We recommend either the Dornoch castle whisky bar or the Torridon Hotel whisky bar. These both have a fantastic selection of whiskies from across Scotland, and knowledgeable staff who can help you navigate the wide range of whiskies available. They are also both great places to stay overnight along the route.
Where to Buy Whisky Online?
If you’re looking for a whisky as a memento of your journey, or perhaps in preparation of your adventure, then you have a few options.
First, we recommend you check out The Whisky Shop. They have a number of retail locations around the UK, as well as an online store, and they offer a huge range of whiskies. Naturally, these include whiskies from many of the North Coast 500 whisky distilleries.
Of course, as you drive the route all the distilleries we mention have shops so you can also pick one up as you go direct from the distillery!
Hopefully this guide to NC500 whisky distilleries has given you some ideas for places to stop when you drive the NC500, or when you’re exploring northern Scotland in general. If you are heading to this part of the world, we think you’ll also find some of the following content useful to help you plan your trip and get inspiration.
- We have a guide to all our favourite whisky distilleries in Scotland, which also has lots of information on how whisky is made, the different Scottish whisky regions, and more.
- Our ultimate guide to planning a North Coast 500 trip
- Jess’s detailed guide to where to stay on the North Coast 500 which has accommodation options for every part of the route. We also have a guide to the best B&B’s on the North Coast 500
- My detailed guide to all the highlights of the North Coast 500, to ensure you don’t miss anything on the route, as well as my favourite photography spots on the North Coast 500, which also has some photography tips for your trip.
- If you are planning on camping or glamping, we have a comprehensive list of all the campsites and glampsites on the North Coast 500
- For a shorter trip, see our 5 day North Coast 500 itinerary. We also have a detailed 7 day NC500 camping itinerary
- The North Coast 500 has a lot of single track roads – see our advice for how to drive on single tracks roads to help you prepare if you’re not familiar with these.
- If you’ve never driven in the UK before, see our guide to driving in the UK for some tips.
- For budget planning, see our guide to how much it costs to travel in the UK
- If you’re driving the North Coast 500 as part of a longer visit to the UK, check out some of our other guides to both Scotland, and England.
- Looking for more road trip inspiration? Check out our guide to the world’s best road trips for more ideas!
- For Edinburgh, check out our 2 day Edinburgh itinerary, our guide to things to do in Edinburgh, and our guide to the best day trips from Edinburgh to get you started. We also have a guide to getting from London to Edinburgh.

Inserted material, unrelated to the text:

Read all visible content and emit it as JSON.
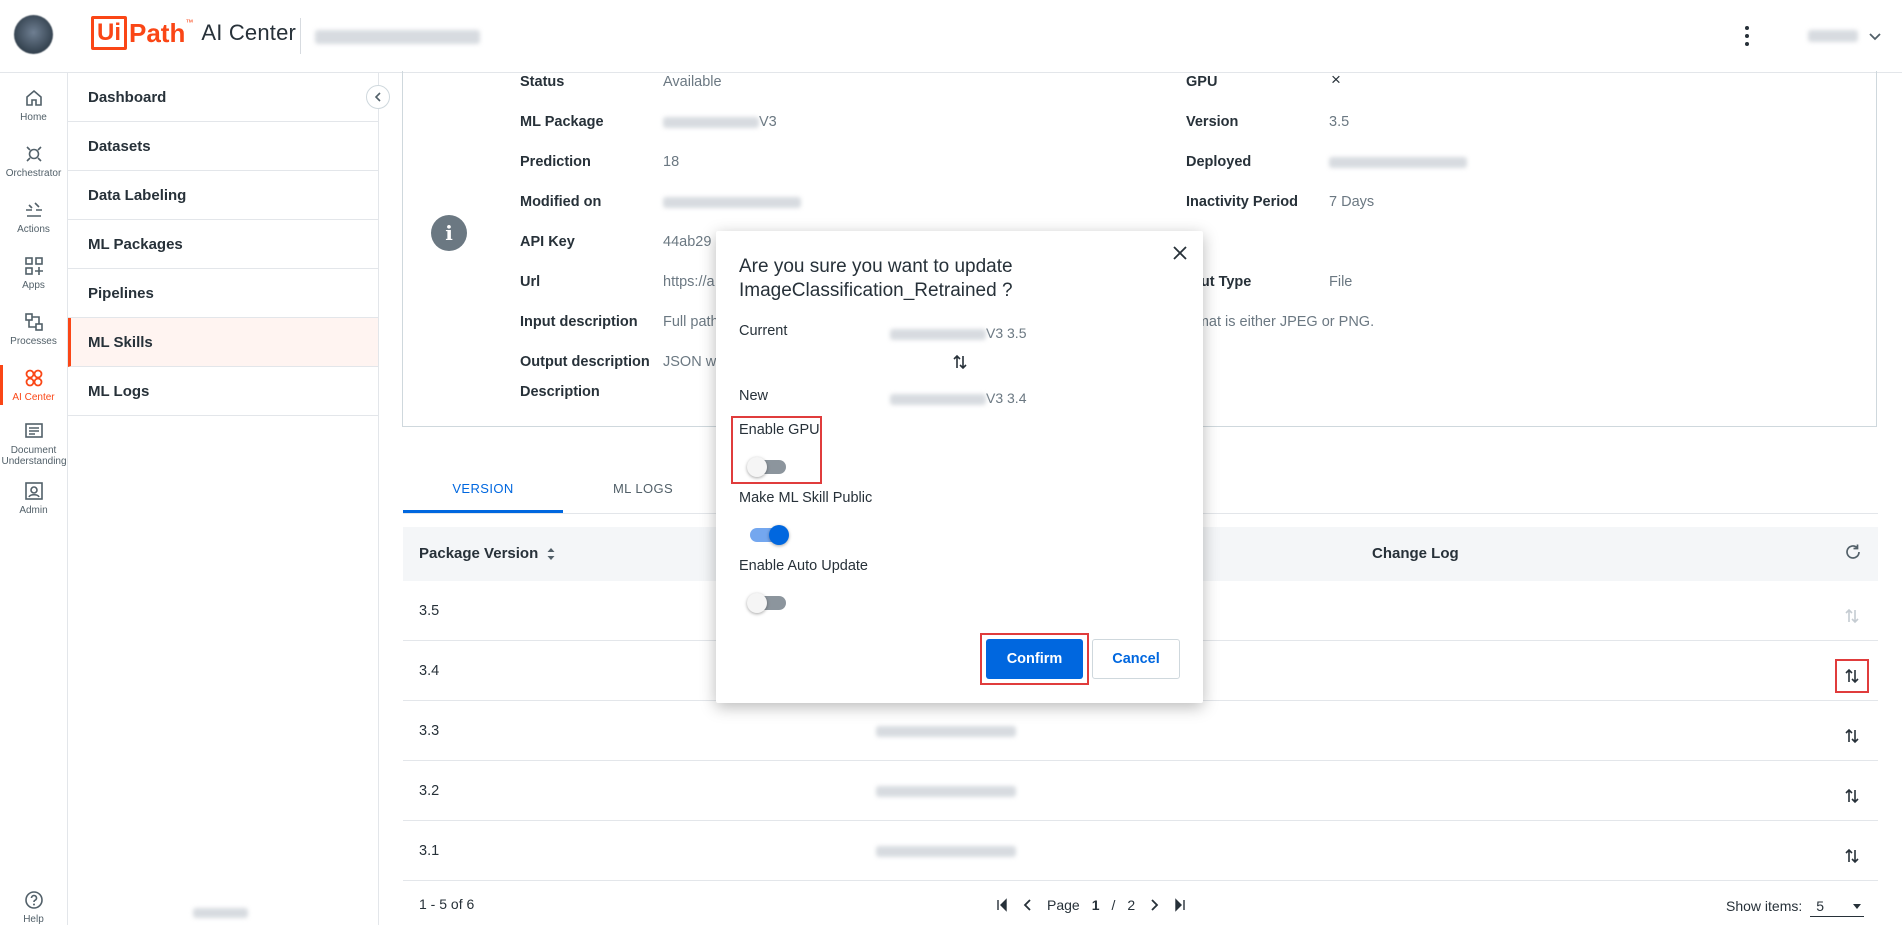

- For Glasgow, see our Glasgow and Loch Lomond itinerary, our guide to the best day trips from Glasgow, and our guide to things to do in Glasgow
- For Aberdeen, we have a guide to things to do in Aberdeen, our favourite restaurants in Aberdeen, a suggested 2 day Aberdeen itinerary and a guide to the best day trips from Aberdeen.
- From Aberdeen you can also tackle the North East 250! This is a newer driving route which covers spectacular scenery, many Speyside distilleries, and the wonderful Moray Firth coastline. See our 3 day NE250 itinerary for advice on that one.
- If you would like a guide book for your trip, check out the Rough Guide to the North Coast 500, as well as Rick Steves Scotland book
And that’s it! We hope you enjoyed this post. As always, we’re happy to hear feedback and answer any questions. Just pop them in the comments below and we’ll get back to you as soon as we can.